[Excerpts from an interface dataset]
══════════

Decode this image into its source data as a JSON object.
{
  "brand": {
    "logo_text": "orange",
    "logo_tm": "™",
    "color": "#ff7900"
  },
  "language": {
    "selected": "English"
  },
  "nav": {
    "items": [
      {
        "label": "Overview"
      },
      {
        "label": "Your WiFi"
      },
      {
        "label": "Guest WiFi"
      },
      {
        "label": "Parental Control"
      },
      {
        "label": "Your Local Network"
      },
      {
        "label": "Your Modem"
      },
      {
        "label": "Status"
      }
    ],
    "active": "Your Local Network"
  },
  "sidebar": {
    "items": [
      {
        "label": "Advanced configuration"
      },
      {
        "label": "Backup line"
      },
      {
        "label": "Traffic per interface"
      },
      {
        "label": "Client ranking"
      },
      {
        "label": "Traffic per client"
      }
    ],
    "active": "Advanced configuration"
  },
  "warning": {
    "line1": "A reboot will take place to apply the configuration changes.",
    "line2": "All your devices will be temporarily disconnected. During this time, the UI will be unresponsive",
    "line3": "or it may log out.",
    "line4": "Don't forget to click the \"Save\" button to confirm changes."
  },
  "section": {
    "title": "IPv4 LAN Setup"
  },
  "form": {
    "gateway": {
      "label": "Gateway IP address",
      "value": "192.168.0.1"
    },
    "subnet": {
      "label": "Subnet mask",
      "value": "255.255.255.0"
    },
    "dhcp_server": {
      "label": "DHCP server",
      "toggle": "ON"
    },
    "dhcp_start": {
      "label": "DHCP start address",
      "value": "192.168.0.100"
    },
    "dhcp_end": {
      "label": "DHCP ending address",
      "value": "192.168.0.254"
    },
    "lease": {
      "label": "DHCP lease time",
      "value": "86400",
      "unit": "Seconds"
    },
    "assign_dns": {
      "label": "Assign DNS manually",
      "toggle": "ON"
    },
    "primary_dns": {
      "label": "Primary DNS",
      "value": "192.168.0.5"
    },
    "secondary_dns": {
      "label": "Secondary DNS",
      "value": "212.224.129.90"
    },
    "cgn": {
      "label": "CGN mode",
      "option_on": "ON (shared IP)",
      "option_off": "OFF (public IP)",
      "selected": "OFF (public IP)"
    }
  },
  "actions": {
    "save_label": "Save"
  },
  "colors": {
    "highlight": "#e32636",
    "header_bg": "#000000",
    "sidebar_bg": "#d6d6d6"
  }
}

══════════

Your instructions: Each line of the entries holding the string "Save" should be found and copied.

Solved exercise:
    "line4": "Don't forget to click the \"Save\" button to confirm changes."
    "save_label": "Save"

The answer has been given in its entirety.